*** STUDY MATERIAL Section Begins ***
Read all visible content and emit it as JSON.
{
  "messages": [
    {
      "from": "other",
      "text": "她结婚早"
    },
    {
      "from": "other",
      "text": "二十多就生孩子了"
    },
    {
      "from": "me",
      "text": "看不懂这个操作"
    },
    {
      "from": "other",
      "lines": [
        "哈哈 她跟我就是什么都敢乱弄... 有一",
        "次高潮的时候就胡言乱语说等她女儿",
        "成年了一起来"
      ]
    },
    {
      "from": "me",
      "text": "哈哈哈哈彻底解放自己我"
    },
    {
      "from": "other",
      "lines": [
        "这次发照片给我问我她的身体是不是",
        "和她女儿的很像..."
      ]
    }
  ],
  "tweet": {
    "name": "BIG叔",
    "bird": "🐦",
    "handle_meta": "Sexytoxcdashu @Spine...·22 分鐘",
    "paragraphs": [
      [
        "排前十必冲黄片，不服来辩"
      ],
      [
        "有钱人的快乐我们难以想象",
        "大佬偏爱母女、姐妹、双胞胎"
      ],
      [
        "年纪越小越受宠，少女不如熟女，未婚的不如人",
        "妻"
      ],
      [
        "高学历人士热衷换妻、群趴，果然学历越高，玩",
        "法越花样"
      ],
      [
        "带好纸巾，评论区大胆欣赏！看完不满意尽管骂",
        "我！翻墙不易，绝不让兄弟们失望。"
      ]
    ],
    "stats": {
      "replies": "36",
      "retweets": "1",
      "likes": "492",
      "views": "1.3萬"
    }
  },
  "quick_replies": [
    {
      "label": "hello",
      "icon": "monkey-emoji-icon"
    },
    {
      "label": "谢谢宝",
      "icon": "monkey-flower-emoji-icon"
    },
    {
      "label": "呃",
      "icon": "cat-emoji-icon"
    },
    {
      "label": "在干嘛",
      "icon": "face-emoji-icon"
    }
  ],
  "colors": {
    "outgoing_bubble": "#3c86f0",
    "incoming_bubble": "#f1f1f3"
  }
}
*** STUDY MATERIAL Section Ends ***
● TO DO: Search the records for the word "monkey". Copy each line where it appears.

● TASK SOLUTION:
      "icon": "monkey-emoji-icon"
      "icon": "monkey-flower-emoji-icon"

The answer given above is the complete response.